Today, as you can see, the series reaches its half-century. To mark this splendid achievement, I take the step of posting about a song which I've already once drawn to your attention - my reason being that I did so before the series began. Indeed, it was doing so that gave me the idea for the series. And aren't you all deeply grateful for that? However, though the song was the inspiration for the Momma 'n' Daddy Collection, and as one might say the prequel to it, it doesn't yet figure within the collection itself. This is an intolerable situation. For it isn't just a Momma 'n' Daddy song; it's the Momma 'n' Daddy of Momma 'n' Daddy songs. It is, consequently, an entirely fitting candidate for number 50. (Incidentally, if you think my using it for a second time here arises because I am short of further material, then think away. You'll be labouring under a delusion, but no matter.)
The song? 'Idaho Home' by Ronee Blakley. Historians amongst you wanting to check out the foundational role of Ronee and 'Idaho Home' in getting this series started should revisit the very first Momma 'n' Daddy Collection post.
The song begins so:
Momma and Daddy raised me with love and care [lovin' care?]The first four lines, you will observe, identify the bedrock: love, care, food, education, the fostering of talent and the imparting of a basic principle of justice. The warmth and security of the ambience evoked is then plunged into a terrible contrast, with 'the people alone and afraid / Abandoned and wild like a fatherless child' - so forcing upon the listener a proper sense of the value of what the singer enjoyed by being raised as she was. But do not miss the subtlety that from the child described as 'fatherless' Ronee Blakley immediately adverts to her own Momma, thereby restoring the balance between parents that might otherwise have been disrupted by the suggestion that fatherlessness is a more unfortunate condition than motherlessness. No, both parents matter equally, and this point is reinforced when the lyric quickly leads us on from Momma to the memory of Momma singing 'harmony with my Daddy' - a decisive, clinching image.
They sacrificed, so I could have a better share
They fed me and nursed me and sent me to school
Momma taught me how to sing, Daddy lived the Golden Rule
When I think of the people alone and afraid
Abandoned and wild like a fatherless child
I think of my Momma and how she could sing
Harmony with my Daddy, our laughter would ring.
The final words of the verse lead right into the chorus, with the laughter of the family ringing...
Down the highway, on the beachesExpansive is what that is. The power of the things the parents have given sweeps out, along the highway, on to beaches and finally, without limit, 'as far as memory reaches'. It permits also the withstanding of floods and fire. Some may think that still loving Momma and Daddy best has an infantile-regressive aspect; but it should be seen in its context as merely lending especially strong emphasis to the singer's appreciation of what she got from her mother and father.

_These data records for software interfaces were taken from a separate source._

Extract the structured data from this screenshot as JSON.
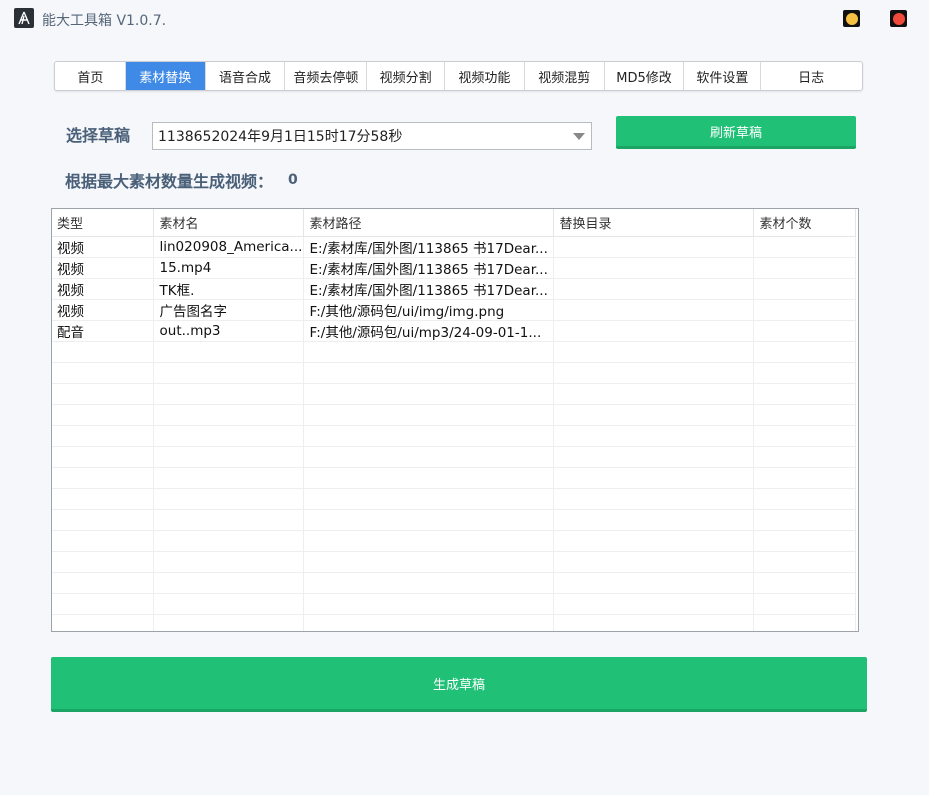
{
  "app": {
    "title": "能大工具箱 V1.0.7.",
    "min_color": "#f5c242",
    "close_color": "#f04a3d"
  },
  "tabs": [
    {
      "label": "首页",
      "active": false
    },
    {
      "label": "素材替换",
      "active": true
    },
    {
      "label": "语音合成",
      "active": false
    },
    {
      "label": "音频去停顿",
      "active": false
    },
    {
      "label": "视频分割",
      "active": false
    },
    {
      "label": "视频功能",
      "active": false
    },
    {
      "label": "视频混剪",
      "active": false
    },
    {
      "label": "MD5修改",
      "active": false
    },
    {
      "label": "软件设置",
      "active": false
    },
    {
      "label": "日志",
      "active": false
    }
  ],
  "draft": {
    "label": "选择草稿",
    "selected": "1138652024年9月1日15时17分58秒",
    "refresh_button": "刷新草稿"
  },
  "generate_info": {
    "label": "根据最大素材数量生成视频：",
    "count": "0"
  },
  "table": {
    "columns": [
      "类型",
      "素材名",
      "素材路径",
      "替换目录",
      "素材个数"
    ],
    "rows": [
      [
        "视频",
        "lin020908_America...",
        "E:/素材库/国外图/113865 书17Dear...",
        "",
        ""
      ],
      [
        "视频",
        "15.mp4",
        "E:/素材库/国外图/113865 书17Dear...",
        "",
        ""
      ],
      [
        "视频",
        "TK框.",
        "E:/素材库/国外图/113865 书17Dear...",
        "",
        ""
      ],
      [
        "视频",
        "广告图名字",
        "F:/其他/源码包/ui/img/img.png",
        "",
        ""
      ],
      [
        "配音",
        "out..mp3",
        "F:/其他/源码包/ui/mp3/24-09-01-1...",
        "",
        ""
      ]
    ]
  },
  "generate_button": "生成草稿",
  "accent": "#20c177",
  "tab_active_color": "#3f8ae6"
}
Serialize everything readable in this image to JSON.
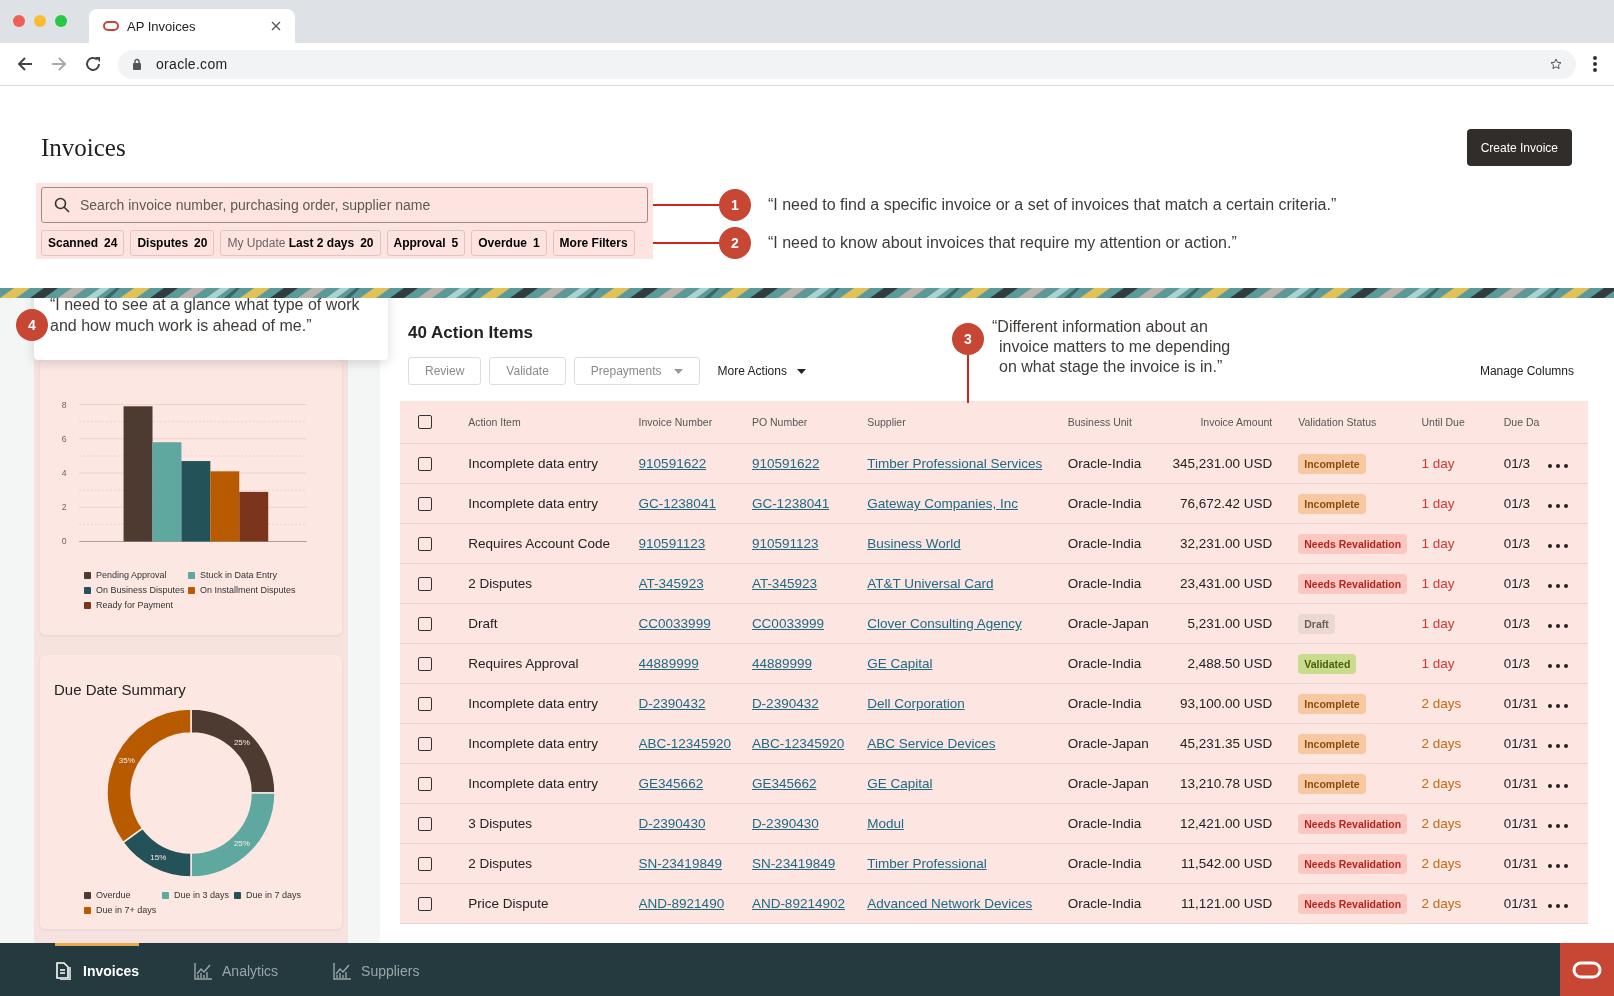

As far as memory reaches
I still hear Daddy singin' his old Army songs
We'd laugh and count horses as we rode along.
We were young then, we were together
We could bear floods and fire and bad weather
And now that I'm older, grown up on my own
I still love Momma and Daddy best in my Idaho home.
I could go on like this with the rest of the lyric, but I don't wish to spoon-feed you. I will conclude by just noting, therefore, that the line 'When his [Daddy's] daddy died, my Daddy rested in my Momma's arms' is a quintessential figure of the genre. If you haven't heard 'Idaho Home' by Ronee Blakley, you are amongst the musically underprivileged inhabitants of the planet.
[The Momma 'n' Daddy Archive, containing all the details of the series, is here.]